Stranded sperm whales in 2016 belonged to two different groups
Pollutants and genetic analysis reveal origin and group affiliation.
In January and February 2016, 30 young male sperm whales stranded on the coasts of Germany, the Netherlands, the United Kingdom, Denmark and France, of whom 24 could be autopsied. Scientists of the Institute for Terrestrial and Aquatic Wildlife Research (ITAW) of the University of Veterinary Medicine Hannover (TiHo) investigated these stranded animals together with their colleagues from the affected neighbouring countries for pollutants. They found that the animals belonged to two different social groups. The results of the study were published by the scientists in the scientific journal "Scientific Reports".
It is known that different mixtures and concentrations of chemical pollutants can accumulate in the tissues of individual marine mammals depending on their geographical habitat and food, resulting in different contamination profiles. On the basis of these contamination profiles, the researchers drew conclusions about the social structures in which the young male sperm whale (Physeter macrocephalus) lived. To do so, they examined the tissue samples from the 24 animals stranded in the North Sea during the autopsies and analysed organic compounds and trace element concentrations in muscles, liver, kidneys and fat.
Dr. Joseph Schnitzler was able to show with other scientists of the ITAW that the sperm whales, which stranded in January on Texel in the Netherlands, on Heligoland and in front of Büsum, came from areas that were more heavily polluted with organic contaminants. "Probably these animals came from southern regions and belonged to the same group," explains Schnitzler. "The fact that we can also detect higher concentrations of arsenic in the samples of these animals supports our assumption. Arsenic is found above all in geothermal active regions such as the Azores and volcanic hotspots, such as the Canary Islands and Cape Verde. "Among the group of eight bulls stranded off Dithmarschen end January 2016 and two other animals in early February however, researchers found lower concentrations of organic contaminants and arsenic but higher concentrations of zinc and barium. Similar to nutrients, dissolved zinc only occurs in very low concentrations in surface waters in the oceans, but concentrations below 1000 meters are high. Adding to this the fact that barium is an indicator of Arctic water masses, observations show that these animals originated from the lower North Atlantic feeding areas around the Norwegian shelf edge. Genetic analyses also indicate an origin from the Canary Islands and the northern part of the Atlantic. They also made it possible to uncover relationships. "The combination of toxicological and genetic data suggests that two groups were found among the stranded sperm whales: one group sojourned around the Canary Island and one around the northern part of the Atlantic," explains Schnitzler.
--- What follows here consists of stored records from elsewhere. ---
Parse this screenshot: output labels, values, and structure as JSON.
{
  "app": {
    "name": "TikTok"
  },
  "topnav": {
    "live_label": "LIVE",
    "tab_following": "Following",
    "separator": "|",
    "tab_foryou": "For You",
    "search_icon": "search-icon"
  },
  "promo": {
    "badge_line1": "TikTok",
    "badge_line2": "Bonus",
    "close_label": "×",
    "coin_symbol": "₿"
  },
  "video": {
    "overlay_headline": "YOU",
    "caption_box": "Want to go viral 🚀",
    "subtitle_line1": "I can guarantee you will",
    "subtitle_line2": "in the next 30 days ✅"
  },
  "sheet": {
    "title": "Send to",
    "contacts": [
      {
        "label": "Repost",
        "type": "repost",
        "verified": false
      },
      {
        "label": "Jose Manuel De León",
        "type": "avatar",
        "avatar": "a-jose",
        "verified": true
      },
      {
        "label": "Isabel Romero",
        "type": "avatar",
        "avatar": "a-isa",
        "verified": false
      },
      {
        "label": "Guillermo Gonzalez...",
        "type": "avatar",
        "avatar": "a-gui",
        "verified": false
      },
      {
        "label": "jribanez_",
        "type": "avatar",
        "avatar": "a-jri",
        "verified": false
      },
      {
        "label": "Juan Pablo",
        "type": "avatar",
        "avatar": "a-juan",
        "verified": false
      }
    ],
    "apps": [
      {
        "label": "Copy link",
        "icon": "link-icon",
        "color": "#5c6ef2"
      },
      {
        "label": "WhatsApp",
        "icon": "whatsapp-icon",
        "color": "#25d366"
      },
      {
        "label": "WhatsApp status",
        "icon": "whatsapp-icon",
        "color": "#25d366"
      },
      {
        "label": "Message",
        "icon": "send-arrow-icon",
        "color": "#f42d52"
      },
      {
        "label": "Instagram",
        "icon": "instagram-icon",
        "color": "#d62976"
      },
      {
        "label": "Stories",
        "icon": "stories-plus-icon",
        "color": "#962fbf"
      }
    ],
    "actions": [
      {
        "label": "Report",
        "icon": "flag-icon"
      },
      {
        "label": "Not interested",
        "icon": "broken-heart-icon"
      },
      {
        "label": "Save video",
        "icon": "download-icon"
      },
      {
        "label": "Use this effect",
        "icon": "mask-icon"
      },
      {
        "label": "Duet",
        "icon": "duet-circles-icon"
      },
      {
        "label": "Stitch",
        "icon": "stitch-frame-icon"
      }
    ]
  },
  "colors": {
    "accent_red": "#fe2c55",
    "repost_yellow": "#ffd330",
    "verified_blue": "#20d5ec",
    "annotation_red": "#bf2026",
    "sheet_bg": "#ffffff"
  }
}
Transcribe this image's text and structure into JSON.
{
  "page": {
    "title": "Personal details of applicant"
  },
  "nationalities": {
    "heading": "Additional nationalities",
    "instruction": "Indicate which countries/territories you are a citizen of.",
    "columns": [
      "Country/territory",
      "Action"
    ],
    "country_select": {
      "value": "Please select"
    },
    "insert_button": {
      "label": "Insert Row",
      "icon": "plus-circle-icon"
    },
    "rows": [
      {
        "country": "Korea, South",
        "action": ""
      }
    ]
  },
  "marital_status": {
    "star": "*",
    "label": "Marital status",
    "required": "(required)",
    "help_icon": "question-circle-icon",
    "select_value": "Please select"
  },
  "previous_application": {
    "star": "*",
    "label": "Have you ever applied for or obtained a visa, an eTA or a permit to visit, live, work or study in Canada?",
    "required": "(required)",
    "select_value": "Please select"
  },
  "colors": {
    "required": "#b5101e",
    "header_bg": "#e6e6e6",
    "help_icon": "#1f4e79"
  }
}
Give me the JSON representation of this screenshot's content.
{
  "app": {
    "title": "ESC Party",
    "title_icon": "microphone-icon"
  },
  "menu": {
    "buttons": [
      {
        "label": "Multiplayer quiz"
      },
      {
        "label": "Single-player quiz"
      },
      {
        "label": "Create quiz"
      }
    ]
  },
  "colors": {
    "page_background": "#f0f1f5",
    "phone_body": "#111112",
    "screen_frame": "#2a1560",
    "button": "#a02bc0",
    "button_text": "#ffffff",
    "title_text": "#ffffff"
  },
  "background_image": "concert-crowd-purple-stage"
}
Sperm whales show the strongest social behaviour within the group of large whales. Except during the mating season, adult male and female sperm whales live separately in the oceans. The group structures, group sizes and home regions of the female groups have already been studied relatively well. Adult females live with young of both sexes in stable groups of groups. These groups occur mainly in subtropical waters of low latitudes. The young males leave these groups at the age of ten and then gradually move to higher latitudes with colder surface waters. Studies show that these young sperm whales are grouped into male bachelor groups, although little is known about their group structure. Apart from these bachelor groups, male sperm whales are usually later spotted singly or occasionally in groups of two with adult males. Only in their late twenties did the sexually mature males eventually return to lower latitudes in the areas where the females live to mate.